CBS Eyes 25% Retrans Growth in 2017

CBS said it expects to grow retransmission consent revenue by 25% in 2017, adding that it is on track to delivering $2.5 billion in retrans revenue by 2020.

CBS has been one of the most aggressive broadcasters on the retrans front, and continued on its torrid growth pace in 2016, fattening its retrans and reverse compensation coffers by 35% for the year to more than $1 billion. With about 33% of its footprint scheduled for retrans renewals in the next two years – and 26% ready for reverse compensation renewals in the same time frame – there is ample opportunity to grow.

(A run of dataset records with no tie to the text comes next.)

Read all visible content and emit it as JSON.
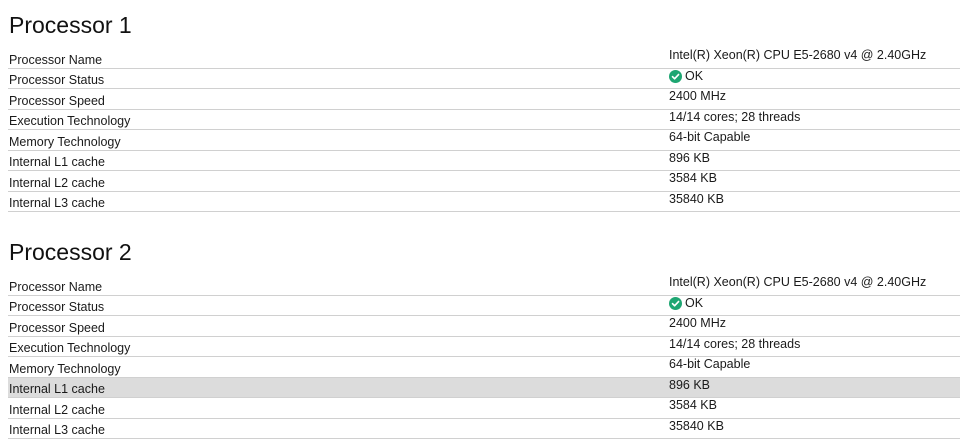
{
  "processors": [
    {
      "title": "Processor 1",
      "rows": [
        {
          "label": "Processor Name",
          "value": "Intel(R) Xeon(R) CPU E5-2680 v4 @ 2.40GHz"
        },
        {
          "label": "Processor Status",
          "value": "OK",
          "status_icon": "check-circle-icon",
          "status_color": "#1ea672"
        },
        {
          "label": "Processor Speed",
          "value": "2400 MHz"
        },
        {
          "label": "Execution Technology",
          "value": "14/14 cores; 28 threads"
        },
        {
          "label": "Memory Technology",
          "value": "64-bit Capable"
        },
        {
          "label": "Internal L1 cache",
          "value": "896 KB"
        },
        {
          "label": "Internal L2 cache",
          "value": "3584 KB"
        },
        {
          "label": "Internal L3 cache",
          "value": "35840 KB"
        }
      ]
    },
    {
      "title": "Processor 2",
      "rows": [
        {
          "label": "Processor Name",
          "value": "Intel(R) Xeon(R) CPU E5-2680 v4 @ 2.40GHz"
        },
        {
          "label": "Processor Status",
          "value": "OK",
          "status_icon": "check-circle-icon",
          "status_color": "#1ea672"
        },
        {
          "label": "Processor Speed",
          "value": "2400 MHz"
        },
        {
          "label": "Execution Technology",
          "value": "14/14 cores; 28 threads"
        },
        {
          "label": "Memory Technology",
          "value": "64-bit Capable"
        },
        {
          "label": "Internal L1 cache",
          "value": "896 KB",
          "highlighted": true
        },
        {
          "label": "Internal L2 cache",
          "value": "3584 KB"
        },
        {
          "label": "Internal L3 cache",
          "value": "35840 KB"
        }
      ]
    }
  ]
}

CBS also said it has reached a carriage deal with Hulu for its upcoming streaming service and though it has not yet reached an agreement with AT&T’s DirecTV Now streaming service offering, it is in talks with the distributor.

“We are still anticipating conversations and hopefully we come to a good resolution with them,” CBS chairman and CEO Les Moonves said on a conference call with analysts to discuss 2016 results. The broadcaster also said it had reached a carriage agreement for CBS, Showtime, The CW and other properties with Verizon Communications.

CBS’ own over-the-top offering, CBS All Access, has been outperforming expectations and Moonves said that estimates that it and the Showtime OTT service would reach a collective 8 million customers by 2020 could be “too conservative.”

Moonves wouldn’t offer a new target; only that it would be above 8 million customers. And he added that CBS All Access hasn’t yet introduced all of its exclusive original programming – The Good Wife spin-off The Good Fight debuts Feb. 19 on CBS before moving to All Access and its Star Trek: Discovery series is slated for May. The introduction of those new shows should help drive even more subscribers to the service.

CBS All Access began offering live NFL games in December, but chief operating officer Joe Ianniello said on the call that live sports and events aren’t a big draw for the offering. About 10% to 15% of total viewing on All Access is sports and live events, with the bulk of viewership geared toward on demand programming, he said.

Moonves also hinted that CBS would purchase more stations if new Federal Communications Commission chairman Ajit Pai were to raise the cap on station ownership, but quickly added he had no knowledge the chairman would do so.

"Local markets have been extremely good for us," Moonvves said.